Local authorities in Kerala have challenged individuals and research organisations to produce a prototype cooling jacket that could be used by workers who toil in hot weather.

"If it is successful, then it is bound to increase their efficiency as they will be in an air-conditioned environment," a senior official from the industries department, T. Balakrishnan, said.

He said 10 viable ideas would be selected by an expert panel, with each inventor then given 100,000 rupees ($2,200) to develop the concept.

"The winner will be awarded with one million Indian rupees ($22,000) and monetary assistance will be given by the state to manufacture the prototype," he said.

Kerala, a southern agricultural state famed for laid-back tourism and its tropical beaches, is not subjected to the extreme dry heat known on the plains of northern India.

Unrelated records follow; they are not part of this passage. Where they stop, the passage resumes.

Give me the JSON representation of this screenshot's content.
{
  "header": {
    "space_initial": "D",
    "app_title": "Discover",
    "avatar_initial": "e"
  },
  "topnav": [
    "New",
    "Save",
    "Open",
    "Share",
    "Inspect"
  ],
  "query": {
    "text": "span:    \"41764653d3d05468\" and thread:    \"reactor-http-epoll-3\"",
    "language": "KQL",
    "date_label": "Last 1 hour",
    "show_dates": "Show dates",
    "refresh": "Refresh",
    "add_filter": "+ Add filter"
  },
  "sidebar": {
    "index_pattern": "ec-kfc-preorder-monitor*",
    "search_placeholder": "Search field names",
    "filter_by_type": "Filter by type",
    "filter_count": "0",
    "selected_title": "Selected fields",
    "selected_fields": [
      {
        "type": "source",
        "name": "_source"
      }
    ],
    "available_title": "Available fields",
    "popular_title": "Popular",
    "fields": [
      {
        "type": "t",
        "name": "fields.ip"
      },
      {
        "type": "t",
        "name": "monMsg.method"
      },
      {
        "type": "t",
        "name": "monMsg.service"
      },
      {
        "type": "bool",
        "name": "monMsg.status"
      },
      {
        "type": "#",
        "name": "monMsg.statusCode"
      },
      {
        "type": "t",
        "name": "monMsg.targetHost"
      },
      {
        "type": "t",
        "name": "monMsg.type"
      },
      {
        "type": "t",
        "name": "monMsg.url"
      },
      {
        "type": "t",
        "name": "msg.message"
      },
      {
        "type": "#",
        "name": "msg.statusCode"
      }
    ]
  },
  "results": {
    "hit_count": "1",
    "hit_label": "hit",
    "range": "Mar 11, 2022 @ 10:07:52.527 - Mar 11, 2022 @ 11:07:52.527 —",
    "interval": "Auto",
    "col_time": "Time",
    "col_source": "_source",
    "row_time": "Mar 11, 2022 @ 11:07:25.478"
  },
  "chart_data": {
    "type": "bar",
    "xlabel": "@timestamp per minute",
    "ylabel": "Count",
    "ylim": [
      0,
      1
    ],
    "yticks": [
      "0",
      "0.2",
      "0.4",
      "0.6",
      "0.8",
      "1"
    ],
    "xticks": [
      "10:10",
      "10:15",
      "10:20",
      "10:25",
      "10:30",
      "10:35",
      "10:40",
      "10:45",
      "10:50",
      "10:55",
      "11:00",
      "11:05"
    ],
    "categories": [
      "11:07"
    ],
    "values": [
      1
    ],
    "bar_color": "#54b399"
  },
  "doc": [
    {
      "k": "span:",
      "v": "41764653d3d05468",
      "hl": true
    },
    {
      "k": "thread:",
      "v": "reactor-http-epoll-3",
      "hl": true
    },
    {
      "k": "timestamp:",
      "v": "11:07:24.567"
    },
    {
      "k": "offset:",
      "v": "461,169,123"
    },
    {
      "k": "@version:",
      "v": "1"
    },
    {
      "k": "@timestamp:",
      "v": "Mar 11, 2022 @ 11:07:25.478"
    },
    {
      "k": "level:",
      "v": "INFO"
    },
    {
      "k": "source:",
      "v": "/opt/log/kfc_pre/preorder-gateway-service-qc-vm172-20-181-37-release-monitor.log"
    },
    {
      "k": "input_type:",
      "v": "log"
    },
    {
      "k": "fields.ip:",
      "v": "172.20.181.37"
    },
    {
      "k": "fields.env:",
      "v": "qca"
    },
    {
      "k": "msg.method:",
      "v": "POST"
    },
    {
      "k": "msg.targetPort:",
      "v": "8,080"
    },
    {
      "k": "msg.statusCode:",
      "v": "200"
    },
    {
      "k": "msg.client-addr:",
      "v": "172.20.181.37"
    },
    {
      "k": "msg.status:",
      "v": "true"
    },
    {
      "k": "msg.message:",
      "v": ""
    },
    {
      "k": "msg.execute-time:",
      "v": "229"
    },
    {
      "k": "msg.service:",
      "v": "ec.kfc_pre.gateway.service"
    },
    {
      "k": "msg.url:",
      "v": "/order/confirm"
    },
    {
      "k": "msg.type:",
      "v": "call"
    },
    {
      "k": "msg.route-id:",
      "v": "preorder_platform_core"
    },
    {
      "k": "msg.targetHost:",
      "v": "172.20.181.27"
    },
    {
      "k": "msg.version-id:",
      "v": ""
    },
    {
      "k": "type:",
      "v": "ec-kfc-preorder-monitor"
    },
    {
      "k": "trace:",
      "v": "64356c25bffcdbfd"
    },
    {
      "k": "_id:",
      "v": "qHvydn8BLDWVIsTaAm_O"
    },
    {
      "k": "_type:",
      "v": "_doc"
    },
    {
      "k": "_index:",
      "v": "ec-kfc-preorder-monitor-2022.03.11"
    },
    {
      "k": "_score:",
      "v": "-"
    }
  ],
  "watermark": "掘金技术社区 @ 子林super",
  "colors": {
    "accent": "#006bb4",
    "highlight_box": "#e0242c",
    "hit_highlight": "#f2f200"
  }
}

Deaths from sunstroke are reported each summer in India, when temperatures can push 50 degrees Centigrade (122 degrees Fahrenheit).

Millions of workers from Kerala also leave their homeland to work in the furnace-like temperatures of the Gulf, often in the construction industry.

"I think this cooling jacket will be a gift for our men working overseas," Balakrishnan said.

It is not the first time Kerala has invited inventors to help with a problem.

Last year, officials announced a six-month competition for engineers to design a mechanical coconut plucker.

Kerala has 7.9 million hectares (20 million acres) of coconut tree plantations and produced a massive 5.6 billion coconuts in 2007-08. Some 3.5 million families are involved directly or indirectly in the industry.

But socio-economic changes linked to economic growth, as well as the risks involved in climbing trees up to 30 metres (100 feet) high, mean the industry is struggling to find people to climb the trees and pluck them.

The response to the contest was remarkable, Balakrishnan said, but none of the proposed machines has been successful.

M.M. Lawrence of the Centre of Indian Trade Unions welcomed the cool jackets idea.

"The concept is innovative and worker friendly," he said.